One of the unique beliefs of some of the early church fathers is that the intermediate state between death and the resurrection for believers is not in heaven where Christ is, but under the earth. According to them, only martyrs can go to heaven to be with Christ when they die (Rev 6:9). But this view is contradicted by the Bible’s teaching that all Christians at death go to be with the Lord rather than abiding in an underground abode (Luke 23:43; John 13:1; 2 Cor 5:1-10; Phil 1:21-24; 1 Thess 4:14; Heb 12:23; Rev 7:14-17). Tertullian was one of the first to teach this view when he says:
“Observe how he here also ascribes to the excellence of martyrdom a contempt for the body. For no one, on becoming absent from the body, is at once a dweller in the presence of the Lord, except by the prerogative of martyrdom, he gains a lodging in Paradise, not in the lower regions” (On the Resurrection of the Flesh 43).
Tertullian believed that this was the place Christ went to upon his death and that only with our own life blood shed in martyrdom can we enter heaven instead of hades before the resurrection:
“Christ in His death spent three days in the heart of the earth, that is, in the secret inner recess which is hidden in the earth, and enclosed by the earth, and superimposed on the abysmal depths which lie still lower down. Now although Christ is God, yet, being also man, ‘He died according to the Scriptures,’ and ‘according to the same Scriptures was buried.’ With the same law of His being He fully complied, by remaining in Hades in the form and condition of a dead man; nor did He ascend into the heights of heaven before descending into the lower parts of the earth, that He might there make the patriarchs and prophets partakers of Himself. . . . No, but in Paradise, you tell me, whither already the patriarchs and prophets have removed from Hades in the retinue of the Lord’s resurrection. How is it, then, that the region of Paradise, which as revealed to John in the Spirit lay under the altar, displays no other souls as in it besides the souls of the martyrs? How is it that the most heroic martyr Perpetua on the day of her passion saw only her fellow martyrs there, in the revelation which she received of Paradise, if it were not that the sword which guarded the entrance permitted none to go in thereat, except those who had died in Christ and not in Adam? A new death for God, even the extraordinary one for Christ, is admitted into the reception-room of mortality, specially altered and adapted to receive the new-comer. . . . The sole key to unlock Paradise is your own life’s blood. You have a treatise by us, (on Paradise), in which we have established the position that every soul is detained in safe keeping in Hades until the day of the Lord” (A Treatise on the Soul 55).

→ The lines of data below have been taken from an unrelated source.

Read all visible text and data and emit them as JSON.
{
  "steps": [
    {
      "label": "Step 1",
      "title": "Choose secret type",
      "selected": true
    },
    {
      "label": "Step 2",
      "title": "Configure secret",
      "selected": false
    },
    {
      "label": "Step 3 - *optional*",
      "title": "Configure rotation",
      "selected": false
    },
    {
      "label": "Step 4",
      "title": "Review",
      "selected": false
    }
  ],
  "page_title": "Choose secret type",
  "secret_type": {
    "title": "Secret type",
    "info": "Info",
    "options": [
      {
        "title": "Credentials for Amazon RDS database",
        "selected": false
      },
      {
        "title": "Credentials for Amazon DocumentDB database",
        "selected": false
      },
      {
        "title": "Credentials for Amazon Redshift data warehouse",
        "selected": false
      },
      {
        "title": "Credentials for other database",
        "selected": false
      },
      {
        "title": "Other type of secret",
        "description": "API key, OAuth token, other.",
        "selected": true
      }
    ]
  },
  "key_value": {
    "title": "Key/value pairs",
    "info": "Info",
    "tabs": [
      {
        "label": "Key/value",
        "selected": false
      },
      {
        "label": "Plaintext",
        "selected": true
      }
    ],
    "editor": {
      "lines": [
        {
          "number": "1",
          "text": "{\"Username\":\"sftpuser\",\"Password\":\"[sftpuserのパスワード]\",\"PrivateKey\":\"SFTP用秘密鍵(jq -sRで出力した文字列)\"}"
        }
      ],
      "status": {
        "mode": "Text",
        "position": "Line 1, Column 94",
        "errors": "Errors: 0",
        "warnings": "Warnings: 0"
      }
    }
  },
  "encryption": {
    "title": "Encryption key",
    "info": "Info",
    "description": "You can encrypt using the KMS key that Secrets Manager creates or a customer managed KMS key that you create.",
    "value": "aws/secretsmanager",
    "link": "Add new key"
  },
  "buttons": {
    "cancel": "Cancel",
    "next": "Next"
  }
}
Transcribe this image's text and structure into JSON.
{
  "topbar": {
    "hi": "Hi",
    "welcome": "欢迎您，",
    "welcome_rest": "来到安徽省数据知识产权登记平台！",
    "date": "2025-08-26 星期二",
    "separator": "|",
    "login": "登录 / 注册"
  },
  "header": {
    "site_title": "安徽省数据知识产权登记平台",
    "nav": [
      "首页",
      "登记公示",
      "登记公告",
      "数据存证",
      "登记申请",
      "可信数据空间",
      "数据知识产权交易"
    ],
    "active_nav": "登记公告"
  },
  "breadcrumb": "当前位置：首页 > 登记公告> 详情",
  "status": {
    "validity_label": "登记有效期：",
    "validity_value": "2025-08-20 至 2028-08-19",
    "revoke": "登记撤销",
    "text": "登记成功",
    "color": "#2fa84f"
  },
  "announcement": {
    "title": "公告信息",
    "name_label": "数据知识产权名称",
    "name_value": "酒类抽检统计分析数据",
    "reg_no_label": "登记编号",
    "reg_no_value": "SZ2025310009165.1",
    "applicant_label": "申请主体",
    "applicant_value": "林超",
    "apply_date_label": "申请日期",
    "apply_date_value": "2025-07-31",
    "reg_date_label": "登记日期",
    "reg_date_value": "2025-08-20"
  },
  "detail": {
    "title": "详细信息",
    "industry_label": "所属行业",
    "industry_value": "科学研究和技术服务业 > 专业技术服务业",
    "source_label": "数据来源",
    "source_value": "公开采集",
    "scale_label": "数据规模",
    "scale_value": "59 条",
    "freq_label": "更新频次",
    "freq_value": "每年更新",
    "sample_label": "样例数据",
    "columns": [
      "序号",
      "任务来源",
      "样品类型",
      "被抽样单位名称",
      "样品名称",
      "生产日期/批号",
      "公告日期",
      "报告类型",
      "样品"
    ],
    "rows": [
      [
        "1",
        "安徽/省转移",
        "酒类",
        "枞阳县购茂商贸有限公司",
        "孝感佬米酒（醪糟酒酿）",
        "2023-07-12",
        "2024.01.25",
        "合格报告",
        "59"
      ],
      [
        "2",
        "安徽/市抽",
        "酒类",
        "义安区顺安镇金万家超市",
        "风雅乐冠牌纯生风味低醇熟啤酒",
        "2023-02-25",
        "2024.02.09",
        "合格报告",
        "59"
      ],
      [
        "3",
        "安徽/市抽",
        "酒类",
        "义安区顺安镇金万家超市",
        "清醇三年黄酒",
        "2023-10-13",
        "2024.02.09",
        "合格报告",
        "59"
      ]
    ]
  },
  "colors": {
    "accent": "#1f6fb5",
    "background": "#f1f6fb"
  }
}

This same belief was continued by Victorinus in his commentary on Revelation:
“(As the golden altar is acknowledged to be heaven) so also by the brazen altar is understood the earth, under which is Hades (infernum) – a region withdrawn from punishments and fires, a place of repose for the saints, wherein indeed the just are seen and heard by the impious, but they cannot pass over to them” (Commentary on Revelation 6).
Charles E. Hill concludes that there is a link between this view of the intermediate state and millennialism:
“If souls are ushered into heaven, into the very presence of God and Christ, immediately after death and not detained in refreshing subearthly vaults, a future, earthly kingdom would seem at best an anticlimactic appendage to salvation history, at worst a serious and unconscionable retrogression. The millennium is then entirely redundant. . . . As introducing the redeemed into direct fellowship with their Savior and their God this heavenly postmortem existence takes the place of the millennium” (Regnum Caelorum: Patterns of Millennial Thought in Early Christianity, 20).
They believed that a subterranean intermediate state is necessary because going from the presence of Christ in heaven back down to a paradise earth without him would be a step backward in salvation history. They must therefore go from an underground paradise to an earthly millennial paradise and then to a heavenly paradise with Christ where they will join the martyrs and finally experience the beatific vision.